Developers increasingly shun one-bedroom apartments

New York /
Jan.January 11, 2014 04:00 PM

 Already scarce, one-bedroom apartments may soon become a thing of the past in new developments.

Developers are beginning to phase one-bedroom apartments out of their new buildings, motivated by demand for big spaces and in order to better capitalize on their investment.

“I don’t know that one-bedrooms will ever become extinct, but I think the nature of the city is changing,” Taconic Investment Partners CEO Charles Bendit, who developed Sterling Mason, a once-stalled 32-unit condo project at 71 Laight Street in Tribeca that has no one-bedroom apartments but 14 three-bedroom units, told the New York Times.

“Young kids aren’t leaving as quickly as they once did, and people who are making an investment are investing in a family home,” Bendit added.

Moreover, research from the Corcoran Sunshine Marketing Group shows that at the start of January there were just 104 one-bedroom apartments for sale in new Manhattan condo buildings, out of a total of 654 units – a 16 percent share. Compare that to January 2012, when there were 194 one-bedroom apartmentss for sale out of 718 units — a 27 percent share.

And the decline doesn’t show any signs of stopping, according to the Times.

“It’s not that there is no demand for one-bedrooms,” Miller Samuel president Jonathan Miller said. “It’s that there is no demand for one-bedrooms at $4,000 a foot, which would make some of these sites feasible.” [NYT] Christopher Cameron


Related Articles

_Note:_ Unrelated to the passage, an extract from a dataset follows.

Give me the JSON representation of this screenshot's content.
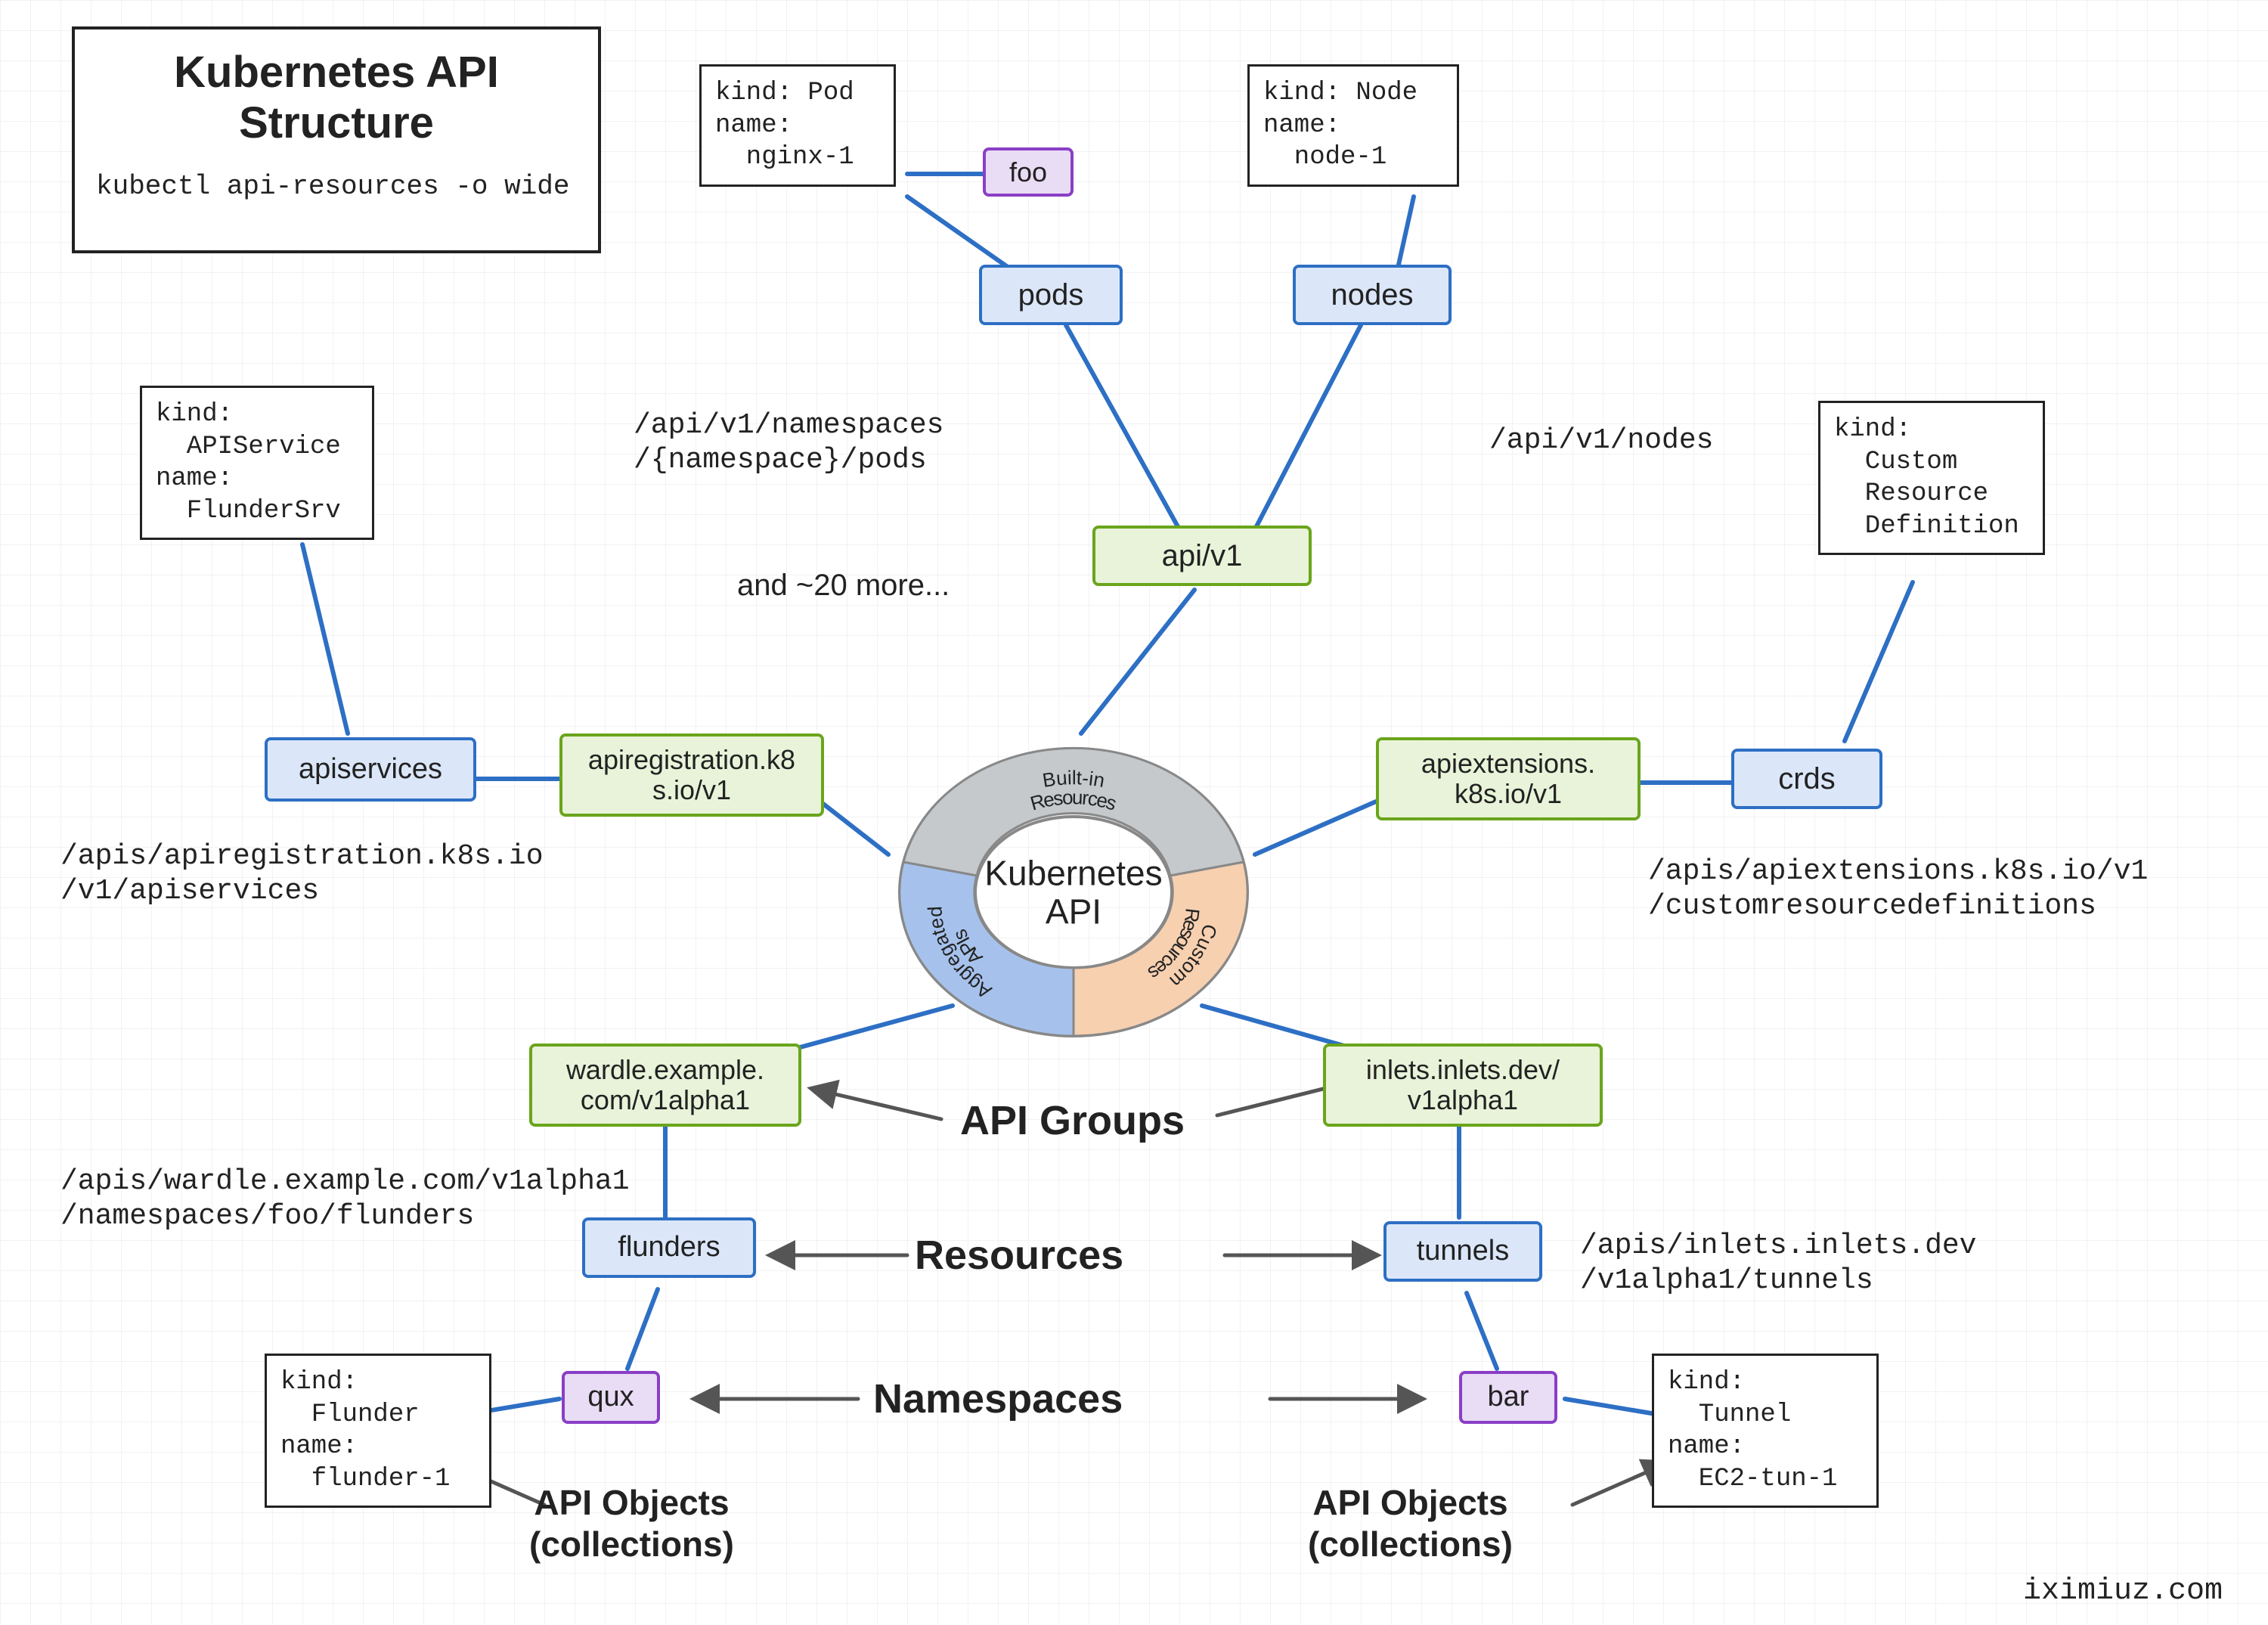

arrow_forward_ios
Related Companies’ Stephen Ross and The Cortland (Related Companies, The Cortland, Getty)
New development boom dead, with mortgage rates a prime suspect
New development boom dead, with mortgage rates a prime suspect
Southold Town Supervisor Scott Russell and 12500 Main Road in Mattituck (Google Maps, Getty, Town of Southold)
North Fork town smells victory in eminent domain fight
North Fork town smells victory in eminent domain fight
Mayor Eric Adams and City Council member Marjorie Velazquez with the Bruckner Boulevard rezoning site (NYC Department of Planning, Illustration by The Real Deal with Getty)
Council, developers strike deal for controversial Throggs Neck project
Council, developers strike deal for controversial Throggs Neck project
From left: Lendlease's departing COO Denis Hickey and next CEO Americas Claire Johnston (Getty Images, Lendlease)
Lendlease COO Denis Hickey to depart
Lendlease COO Denis Hickey to depart
Breslin Realty's Wilbur F. Breslin; property south of Sunrise Highway between Grand and Harrison Avenues (Google Maps, Breslin Realty, Getty)
Breslin’s transit-oriented development advances on Long Island
Breslin’s transit-oriented development advances on Long Island
Stephen Ross and 50 Hudson Yards (Getty Images, Hudson Yards New York)
Related lands $349M for 50 Hudson Yards
Related lands $349M for 50 Hudson Yards
From left: Assemblyperson Inez Dickens and Councilperson Kristin Richardson Jordan
Pol who killed Harlem project could face primary challenge
Pol who killed Harlem project could face primary challenge
(Illustration by The Real Deal with Getty Images)
NJ town concocts new excuse for rejecting affordable housing
NJ town concocts new excuse for rejecting affordable housing
arrow_forward_ios

The Deal's newsletters give you the latest scoops, fresh headlines, marketing data, and things to know within the industry.

Loading...